The human brain consists of a 100 billion neurons connected by a 100 trillion synapses. In its computational function, each neuron is a simple electrical device. In this sense it is no different, in its conceptual essence, from a transistor or a diode in a silicon microchip, converting input signals into ephemeral voltage pulses that transmit to other neurons. And yet, the collective effect of these tiny electrical flutterings creates the intelligent mind, with its astonishing capacity for perception and action, memory and imagination, affection and indifference. In the words of Ramon y Cajal (1854-1932), a founding figure of neuroscience, neurons are "the mysterious butterflies of the soul, whose beating of wings may one day reveal to us the secrets of the mind." In this talk, Vijay Balasubramanian will explore current ideas about how this transmutation occurs.
Vijay Balasubramanian is a physicist and computational neuroscientist and is the Cathy and Marc Lasry Professor at the University of Pennsylvania. He is interested in the principles that govern the organization of neural circuits and studies how complex functions emerge from the interaction of many simple constituents. He has worked on numerous systems in the brain including those that enable vision, audition, olfaction, motor control, navigation, learning, and decision making. He directs the Computational Neuroscience Initiative at Penn and is an External Professor of the Santa Fe Institute.
You can reserve your free tickets to this event via the Lensic Performing Arts Center's box office. Please abide by the Lensic's COVID safety policies.
This lecture will be streamed live via SFI's YouTube channel, and recorded for future viewing.

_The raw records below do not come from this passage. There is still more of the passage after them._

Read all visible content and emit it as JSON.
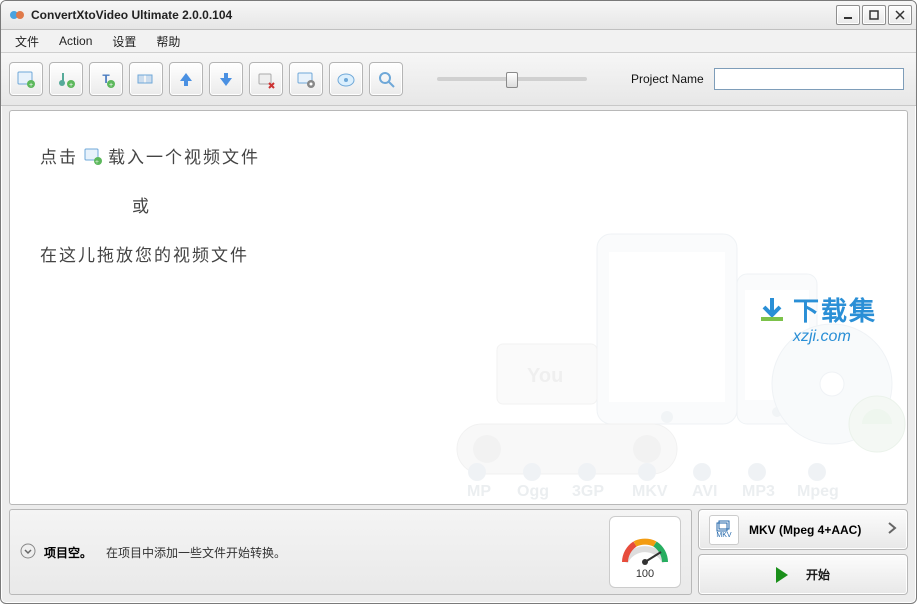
{
  "title": "ConvertXtoVideo Ultimate 2.0.0.104",
  "menu": {
    "file": "文件",
    "action": "Action",
    "settings": "设置",
    "help": "帮助"
  },
  "toolbar": {
    "icons": [
      "add-file",
      "add-audio",
      "add-text",
      "add-video-segment",
      "move-up",
      "move-down",
      "remove",
      "settings",
      "burn",
      "preview"
    ],
    "project_label": "Project Name",
    "project_value": ""
  },
  "drop": {
    "click": "点击",
    "load": "载入一个视频文件",
    "or": "或",
    "drag": "在这儿拖放您的视频文件"
  },
  "watermark": {
    "zh": "下载集",
    "en": "xzji.com"
  },
  "bg_labels": [
    "You",
    "MP",
    "Ogg",
    "3GP",
    "MKV",
    "AVI",
    "MP3",
    "Mpeg"
  ],
  "status": {
    "title": "项目空。",
    "desc": "在项目中添加一些文件开始转换。",
    "gauge": "100"
  },
  "format": {
    "label": "MKV (Mpeg 4+AAC)",
    "short": "MKV"
  },
  "start": {
    "label": "开始"
  }
}
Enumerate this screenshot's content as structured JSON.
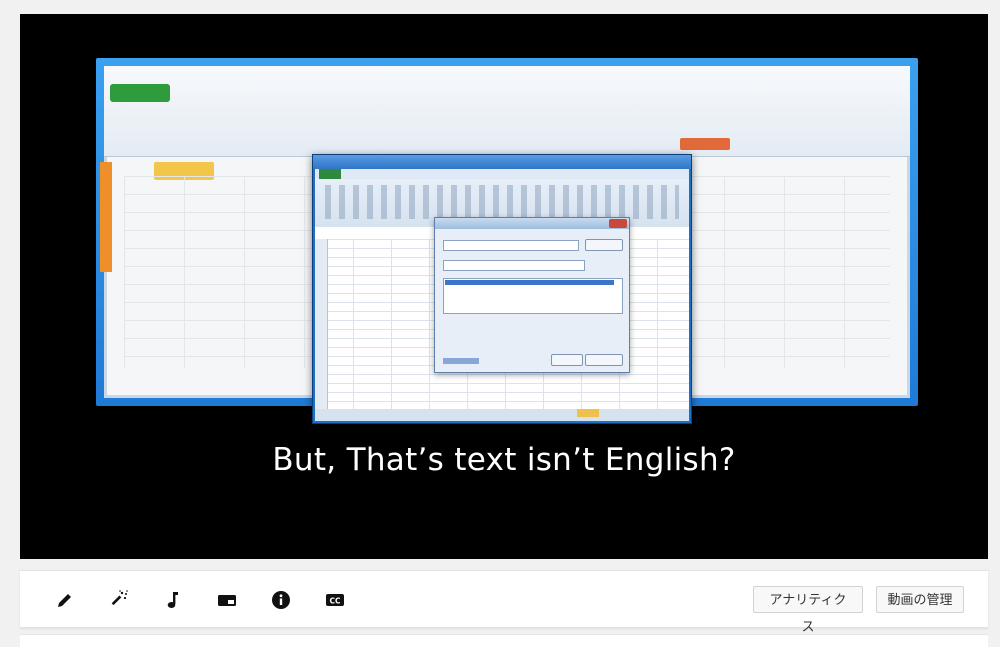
{
  "video": {
    "subtitle": "But, That’s text isn’t English?"
  },
  "toolbar": {
    "icons": [
      "pencil-icon",
      "magic-wand-icon",
      "music-note-icon",
      "card-icon",
      "info-icon",
      "cc-icon"
    ],
    "analytics_label": "アナリティクス",
    "manage_label": "動画の管理"
  },
  "colors": {
    "background": "#f1f1f1",
    "video_bg": "#000000",
    "frame_blue": "#1f7ad6",
    "excel_green": "#2b8a3e",
    "subtitle_text": "#ffffff"
  }
}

The 2023 Santa Fe Institute Community Lecture Series is free to attend thanks to generous sponsorship from the McKinnon Family Foundation, with additional support from the Santa Fe Reporter, and the Lensic Performing Arts Center.